Interface dataset entries
•••

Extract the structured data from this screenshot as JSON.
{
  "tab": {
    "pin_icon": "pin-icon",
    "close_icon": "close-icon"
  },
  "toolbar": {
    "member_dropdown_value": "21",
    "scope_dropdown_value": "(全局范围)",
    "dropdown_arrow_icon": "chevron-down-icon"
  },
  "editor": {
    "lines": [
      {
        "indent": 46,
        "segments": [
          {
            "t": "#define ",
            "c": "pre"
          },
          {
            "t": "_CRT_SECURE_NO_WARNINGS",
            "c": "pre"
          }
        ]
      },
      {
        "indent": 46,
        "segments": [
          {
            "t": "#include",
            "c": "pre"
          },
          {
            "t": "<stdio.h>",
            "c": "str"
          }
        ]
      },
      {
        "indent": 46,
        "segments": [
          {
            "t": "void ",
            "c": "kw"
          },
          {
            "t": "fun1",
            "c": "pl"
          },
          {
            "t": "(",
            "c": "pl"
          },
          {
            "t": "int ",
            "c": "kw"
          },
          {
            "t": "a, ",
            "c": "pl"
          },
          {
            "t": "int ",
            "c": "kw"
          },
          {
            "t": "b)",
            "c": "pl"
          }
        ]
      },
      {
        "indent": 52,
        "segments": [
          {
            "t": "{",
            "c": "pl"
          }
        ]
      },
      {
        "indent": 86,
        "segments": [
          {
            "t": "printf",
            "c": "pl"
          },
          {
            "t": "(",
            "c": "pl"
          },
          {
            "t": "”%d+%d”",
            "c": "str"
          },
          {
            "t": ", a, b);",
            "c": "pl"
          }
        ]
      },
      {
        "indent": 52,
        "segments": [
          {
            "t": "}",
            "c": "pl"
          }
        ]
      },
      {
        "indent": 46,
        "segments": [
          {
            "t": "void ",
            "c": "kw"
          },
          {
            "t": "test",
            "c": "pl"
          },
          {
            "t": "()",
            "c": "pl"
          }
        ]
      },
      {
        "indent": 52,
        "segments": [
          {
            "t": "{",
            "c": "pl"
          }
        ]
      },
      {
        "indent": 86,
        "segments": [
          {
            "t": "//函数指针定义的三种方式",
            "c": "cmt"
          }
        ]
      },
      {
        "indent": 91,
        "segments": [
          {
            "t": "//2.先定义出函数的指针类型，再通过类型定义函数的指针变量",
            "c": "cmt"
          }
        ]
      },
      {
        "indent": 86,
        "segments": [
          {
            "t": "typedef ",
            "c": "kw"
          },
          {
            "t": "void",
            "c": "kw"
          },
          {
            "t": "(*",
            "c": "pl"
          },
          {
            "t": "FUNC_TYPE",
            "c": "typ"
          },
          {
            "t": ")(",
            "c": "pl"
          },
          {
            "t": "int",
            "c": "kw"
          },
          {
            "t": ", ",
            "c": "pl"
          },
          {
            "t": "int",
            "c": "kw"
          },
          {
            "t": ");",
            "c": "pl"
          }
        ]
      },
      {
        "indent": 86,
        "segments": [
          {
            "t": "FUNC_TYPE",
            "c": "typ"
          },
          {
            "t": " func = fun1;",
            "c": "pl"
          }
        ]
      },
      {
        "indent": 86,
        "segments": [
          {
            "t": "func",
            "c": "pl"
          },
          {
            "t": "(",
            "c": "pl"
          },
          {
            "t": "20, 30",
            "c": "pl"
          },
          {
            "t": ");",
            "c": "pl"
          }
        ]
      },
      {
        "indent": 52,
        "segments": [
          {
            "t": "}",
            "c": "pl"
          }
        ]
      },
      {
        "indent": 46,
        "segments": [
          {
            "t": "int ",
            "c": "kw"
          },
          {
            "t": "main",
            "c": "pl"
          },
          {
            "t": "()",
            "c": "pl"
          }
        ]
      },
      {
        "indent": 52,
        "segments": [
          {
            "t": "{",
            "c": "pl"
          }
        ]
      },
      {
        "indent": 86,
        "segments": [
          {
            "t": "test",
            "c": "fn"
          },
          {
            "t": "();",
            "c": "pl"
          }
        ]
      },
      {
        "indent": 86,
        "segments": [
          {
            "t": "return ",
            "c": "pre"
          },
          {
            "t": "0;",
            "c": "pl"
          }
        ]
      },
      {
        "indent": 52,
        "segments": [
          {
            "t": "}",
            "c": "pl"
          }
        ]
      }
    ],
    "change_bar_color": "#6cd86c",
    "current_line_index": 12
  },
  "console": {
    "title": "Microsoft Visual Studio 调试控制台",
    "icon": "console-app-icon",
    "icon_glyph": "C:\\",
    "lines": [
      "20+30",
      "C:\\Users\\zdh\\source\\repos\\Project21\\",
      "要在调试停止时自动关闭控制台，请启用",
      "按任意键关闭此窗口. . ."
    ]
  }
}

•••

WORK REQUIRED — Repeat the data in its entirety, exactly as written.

ANSWER —
Extract the structured data from this screenshot as JSON.
{
  "tab": {
    "pin_icon": "pin-icon",
    "close_icon": "close-icon"
  },
  "toolbar": {
    "member_dropdown_value": "21",
    "scope_dropdown_value": "(全局范围)",
    "dropdown_arrow_icon": "chevron-down-icon"
  },
  "editor": {
    "lines": [
      {
        "indent": 46,
        "segments": [
          {
            "t": "#define ",
            "c": "pre"
          },
          {
            "t": "_CRT_SECURE_NO_WARNINGS",
            "c": "pre"
          }
        ]
      },
      {
        "indent": 46,
        "segments": [
          {
            "t": "#include",
            "c": "pre"
          },
          {
            "t": "<stdio.h>",
            "c": "str"
          }
        ]
      },
      {
        "indent": 46,
        "segments": [
          {
            "t": "void ",
            "c": "kw"
          },
          {
            "t": "fun1",
            "c": "pl"
          },
          {
            "t": "(",
            "c": "pl"
          },
          {
            "t": "int ",
            "c": "kw"
          },
          {
            "t": "a, ",
            "c": "pl"
          },
          {
            "t": "int ",
            "c": "kw"
          },
          {
            "t": "b)",
            "c": "pl"
          }
        ]
      },
      {
        "indent": 52,
        "segments": [
          {
            "t": "{",
            "c": "pl"
          }
        ]
      },
      {
        "indent": 86,
        "segments": [
          {
            "t": "printf",
            "c": "pl"
          },
          {
            "t": "(",
            "c": "pl"
          },
          {
            "t": "”%d+%d”",
            "c": "str"
          },
          {
            "t": ", a, b);",
            "c": "pl"
          }
        ]
      },
      {
        "indent": 52,
        "segments": [
          {
            "t": "}",
            "c": "pl"
          }
        ]
      },
      {
        "indent": 46,
        "segments": [
          {
            "t": "void ",
            "c": "kw"
          },
          {
            "t": "test",
            "c": "pl"
          },
          {
            "t": "()",
            "c": "pl"
          }
        ]
      },
      {
        "indent": 52,
        "segments": [
          {
            "t": "{",
            "c": "pl"
          }
        ]
      },
      {
        "indent": 86,
        "segments": [
          {
            "t": "//函数指针定义的三种方式",
            "c": "cmt"
          }
        ]
      },
      {
        "indent": 91,
        "segments": [
          {
            "t": "//2.先定义出函数的指针类型，再通过类型定义函数的指针变量",
            "c": "cmt"
          }
        ]
      },
      {
        "indent": 86,
        "segments": [
          {
            "t": "typedef ",
            "c": "kw"
          },
          {
            "t": "void",
            "c": "kw"
          },
          {
            "t": "(*",
            "c": "pl"
          },
          {
            "t": "FUNC_TYPE",
            "c": "typ"
          },
          {
            "t": ")(",
            "c": "pl"
          },
          {
            "t": "int",
            "c": "kw"
          },
          {
            "t": ", ",
            "c": "pl"
          },
          {
            "t": "int",
            "c": "kw"
          },
          {
            "t": ");",
            "c": "pl"
          }
        ]
      },
      {
        "indent": 86,
        "segments": [
          {
            "t": "FUNC_TYPE",
            "c": "typ"
          },
          {
            "t": " func = fun1;",
            "c": "pl"
          }
        ]
      },
      {
        "indent": 86,
        "segments": [
          {
            "t": "func",
            "c": "pl"
          },
          {
            "t": "(",
            "c": "pl"
          },
          {
            "t": "20, 30",
            "c": "pl"
          },
          {
            "t": ");",
            "c": "pl"
          }
        ]
      },
      {
        "indent": 52,
        "segments": [
          {
            "t": "}",
            "c": "pl"
          }
        ]
      },
      {
        "indent": 46,
        "segments": [
          {
            "t": "int ",
            "c": "kw"
          },
          {
            "t": "main",
            "c": "pl"
          },
          {
            "t": "()",
            "c": "pl"
          }
        ]
      },
      {
        "indent": 52,
        "segments": [
          {
            "t": "{",
            "c": "pl"
          }
        ]
      },
      {
        "indent": 86,
        "segments": [
          {
            "t": "test",
            "c": "fn"
          },
          {
            "t": "();",
            "c": "pl"
          }
        ]
      },
      {
        "indent": 86,
        "segments": [
          {
            "t": "return ",
            "c": "pre"
          },
          {
            "t": "0;",
            "c": "pl"
          }
        ]
      },
      {
        "indent": 52,
        "segments": [
          {
            "t": "}",
            "c": "pl"
          }
        ]
      }
    ],
    "change_bar_color": "#6cd86c",
    "current_line_index": 12
  },
  "console": {
    "title": "Microsoft Visual Studio 调试控制台",
    "icon": "console-app-icon",
    "icon_glyph": "C:\\",
    "lines": [
      "20+30",
      "C:\\Users\\zdh\\source\\repos\\Project21\\",
      "要在调试停止时自动关闭控制台，请启用",
      "按任意键关闭此窗口. . ."
    ]
  }
}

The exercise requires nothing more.